* **WHAT THE EXERCISE ASKS**: If a line of the data below holds the string "JSON", copy it.

SOURCE MATERIAL below:

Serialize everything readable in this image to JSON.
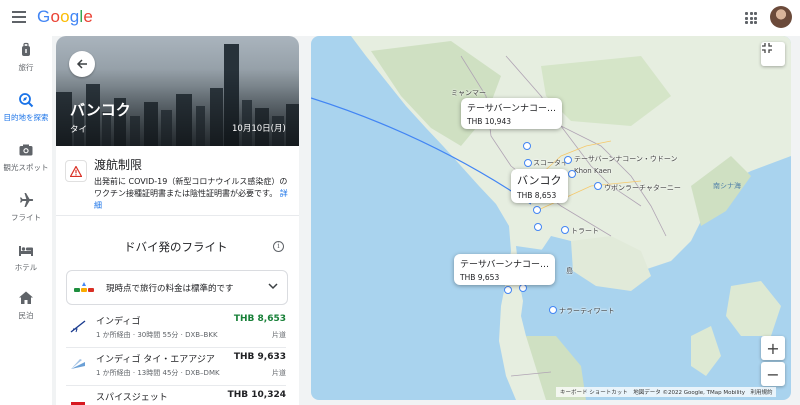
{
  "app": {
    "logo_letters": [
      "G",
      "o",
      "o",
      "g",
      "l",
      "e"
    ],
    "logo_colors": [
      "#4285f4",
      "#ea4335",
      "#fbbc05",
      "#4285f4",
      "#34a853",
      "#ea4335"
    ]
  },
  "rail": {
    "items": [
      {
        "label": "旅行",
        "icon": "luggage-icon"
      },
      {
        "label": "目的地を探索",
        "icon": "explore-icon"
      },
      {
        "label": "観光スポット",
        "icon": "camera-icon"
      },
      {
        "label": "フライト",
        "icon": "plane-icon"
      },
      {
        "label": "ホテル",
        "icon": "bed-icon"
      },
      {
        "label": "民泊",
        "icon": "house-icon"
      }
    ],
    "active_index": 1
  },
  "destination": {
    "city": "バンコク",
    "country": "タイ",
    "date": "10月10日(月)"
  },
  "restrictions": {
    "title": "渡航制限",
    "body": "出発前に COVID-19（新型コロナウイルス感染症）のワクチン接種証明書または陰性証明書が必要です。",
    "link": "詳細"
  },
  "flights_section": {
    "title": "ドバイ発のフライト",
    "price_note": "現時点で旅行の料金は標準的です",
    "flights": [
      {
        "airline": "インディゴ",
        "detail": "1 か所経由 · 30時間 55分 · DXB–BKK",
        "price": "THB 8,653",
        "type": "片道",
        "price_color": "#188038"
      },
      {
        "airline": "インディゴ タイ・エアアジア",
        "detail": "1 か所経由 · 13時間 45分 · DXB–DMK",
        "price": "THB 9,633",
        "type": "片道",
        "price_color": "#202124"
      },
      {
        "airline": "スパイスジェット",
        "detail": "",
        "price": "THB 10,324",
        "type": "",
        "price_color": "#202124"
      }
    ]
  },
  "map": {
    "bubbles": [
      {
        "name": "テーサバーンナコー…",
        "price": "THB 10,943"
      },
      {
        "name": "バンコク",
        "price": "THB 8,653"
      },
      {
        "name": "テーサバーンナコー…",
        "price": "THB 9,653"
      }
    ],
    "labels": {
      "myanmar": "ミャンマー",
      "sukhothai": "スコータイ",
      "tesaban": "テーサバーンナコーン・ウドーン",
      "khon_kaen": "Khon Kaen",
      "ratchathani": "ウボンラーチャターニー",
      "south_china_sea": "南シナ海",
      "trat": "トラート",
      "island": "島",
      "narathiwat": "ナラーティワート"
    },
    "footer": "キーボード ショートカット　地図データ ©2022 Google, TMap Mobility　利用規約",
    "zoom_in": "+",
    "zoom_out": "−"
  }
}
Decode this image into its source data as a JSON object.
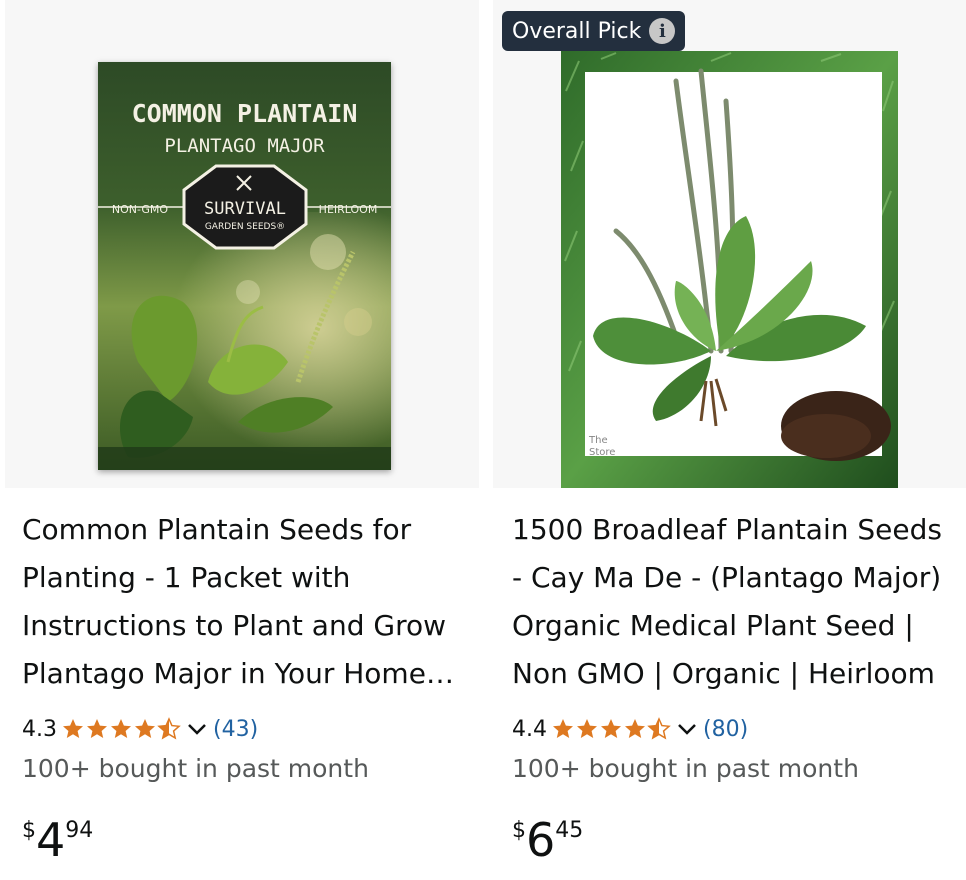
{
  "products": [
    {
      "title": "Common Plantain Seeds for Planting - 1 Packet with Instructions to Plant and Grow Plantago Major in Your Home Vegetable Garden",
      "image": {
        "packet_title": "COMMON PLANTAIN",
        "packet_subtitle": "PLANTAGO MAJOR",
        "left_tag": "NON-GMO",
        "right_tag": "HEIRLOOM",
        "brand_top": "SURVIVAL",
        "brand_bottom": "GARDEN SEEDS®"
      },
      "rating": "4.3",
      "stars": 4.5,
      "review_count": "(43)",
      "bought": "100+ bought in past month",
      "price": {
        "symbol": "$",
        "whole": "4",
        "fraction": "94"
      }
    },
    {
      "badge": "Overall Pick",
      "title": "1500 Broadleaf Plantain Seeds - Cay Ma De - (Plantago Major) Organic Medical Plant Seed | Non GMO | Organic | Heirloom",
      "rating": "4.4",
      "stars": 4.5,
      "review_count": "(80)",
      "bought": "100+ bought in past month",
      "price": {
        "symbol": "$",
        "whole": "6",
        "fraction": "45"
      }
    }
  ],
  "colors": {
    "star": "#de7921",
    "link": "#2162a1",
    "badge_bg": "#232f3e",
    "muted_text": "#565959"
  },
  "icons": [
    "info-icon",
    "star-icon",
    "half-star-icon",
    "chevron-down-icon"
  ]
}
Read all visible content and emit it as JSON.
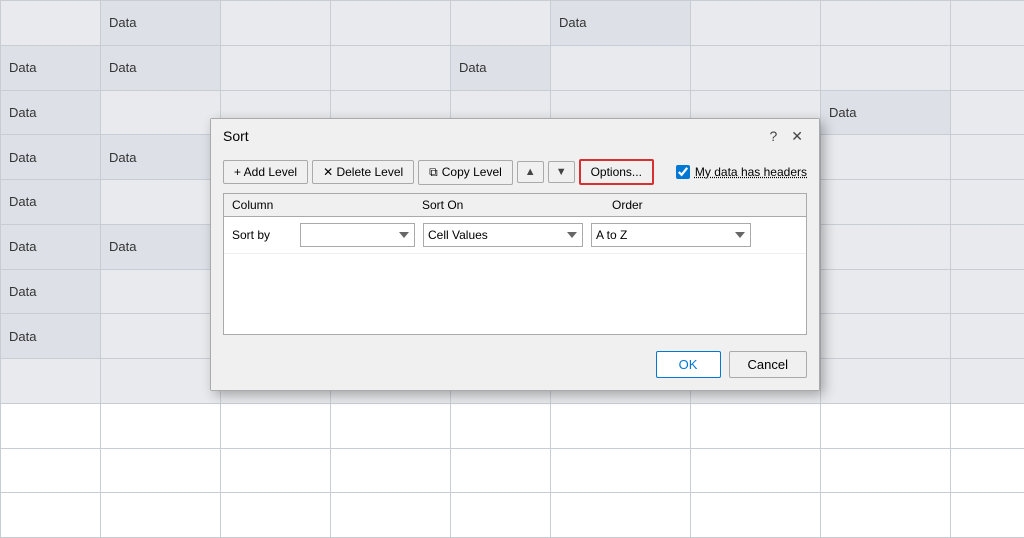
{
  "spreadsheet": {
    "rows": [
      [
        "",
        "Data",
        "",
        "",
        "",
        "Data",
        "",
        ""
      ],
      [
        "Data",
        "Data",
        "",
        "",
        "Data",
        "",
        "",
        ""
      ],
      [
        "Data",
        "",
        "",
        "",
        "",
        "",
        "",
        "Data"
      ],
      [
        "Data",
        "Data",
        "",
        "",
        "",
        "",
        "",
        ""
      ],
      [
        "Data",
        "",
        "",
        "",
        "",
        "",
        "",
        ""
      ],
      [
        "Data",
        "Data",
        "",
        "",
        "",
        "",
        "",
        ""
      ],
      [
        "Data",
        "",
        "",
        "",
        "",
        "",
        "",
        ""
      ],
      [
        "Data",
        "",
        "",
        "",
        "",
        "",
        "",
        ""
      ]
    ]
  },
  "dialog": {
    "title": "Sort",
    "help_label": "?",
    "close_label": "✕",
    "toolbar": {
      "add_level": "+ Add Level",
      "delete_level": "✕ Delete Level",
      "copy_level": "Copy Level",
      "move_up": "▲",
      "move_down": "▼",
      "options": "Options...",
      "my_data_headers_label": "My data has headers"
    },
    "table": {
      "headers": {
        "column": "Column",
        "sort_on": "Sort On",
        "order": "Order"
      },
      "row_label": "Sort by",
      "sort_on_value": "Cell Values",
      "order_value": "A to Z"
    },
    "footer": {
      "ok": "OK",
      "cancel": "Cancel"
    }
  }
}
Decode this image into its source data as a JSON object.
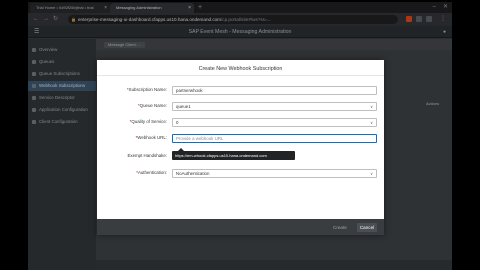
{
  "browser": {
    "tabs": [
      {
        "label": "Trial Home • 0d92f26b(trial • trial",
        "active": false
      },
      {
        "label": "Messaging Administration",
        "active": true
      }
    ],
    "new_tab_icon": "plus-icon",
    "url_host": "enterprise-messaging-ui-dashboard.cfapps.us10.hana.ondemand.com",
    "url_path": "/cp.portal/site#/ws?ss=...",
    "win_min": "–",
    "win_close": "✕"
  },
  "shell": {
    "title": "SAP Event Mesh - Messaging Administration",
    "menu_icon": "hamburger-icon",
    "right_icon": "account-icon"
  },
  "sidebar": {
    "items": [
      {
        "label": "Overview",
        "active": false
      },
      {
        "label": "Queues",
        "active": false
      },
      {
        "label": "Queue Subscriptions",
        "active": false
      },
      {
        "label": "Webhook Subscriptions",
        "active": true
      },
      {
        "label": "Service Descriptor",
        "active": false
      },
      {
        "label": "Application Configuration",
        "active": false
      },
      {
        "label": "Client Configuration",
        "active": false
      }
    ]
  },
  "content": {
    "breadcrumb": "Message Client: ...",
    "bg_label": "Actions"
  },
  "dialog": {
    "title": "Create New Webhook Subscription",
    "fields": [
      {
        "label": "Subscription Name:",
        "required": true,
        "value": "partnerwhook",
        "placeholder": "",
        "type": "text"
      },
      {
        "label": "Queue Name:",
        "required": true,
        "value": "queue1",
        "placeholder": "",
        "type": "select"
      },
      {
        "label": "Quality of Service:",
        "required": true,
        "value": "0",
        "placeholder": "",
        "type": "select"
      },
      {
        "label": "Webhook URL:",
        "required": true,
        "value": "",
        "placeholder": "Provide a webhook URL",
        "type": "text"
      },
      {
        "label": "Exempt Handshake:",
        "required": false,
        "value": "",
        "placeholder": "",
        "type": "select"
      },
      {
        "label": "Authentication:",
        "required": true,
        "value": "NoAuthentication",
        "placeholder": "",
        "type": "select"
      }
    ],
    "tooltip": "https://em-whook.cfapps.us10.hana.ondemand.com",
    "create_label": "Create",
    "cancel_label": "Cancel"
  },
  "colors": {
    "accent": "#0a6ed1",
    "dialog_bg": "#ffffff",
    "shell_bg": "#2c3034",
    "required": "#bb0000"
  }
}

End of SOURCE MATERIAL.

* **SOLUTION TO THIS PROBLEM**:
Serialize everything readable in this image to JSON.
Decode this image into its source data as a JSON object.
Read all visible content and emit it as JSON.
Decode this image into its source data as a JSON object.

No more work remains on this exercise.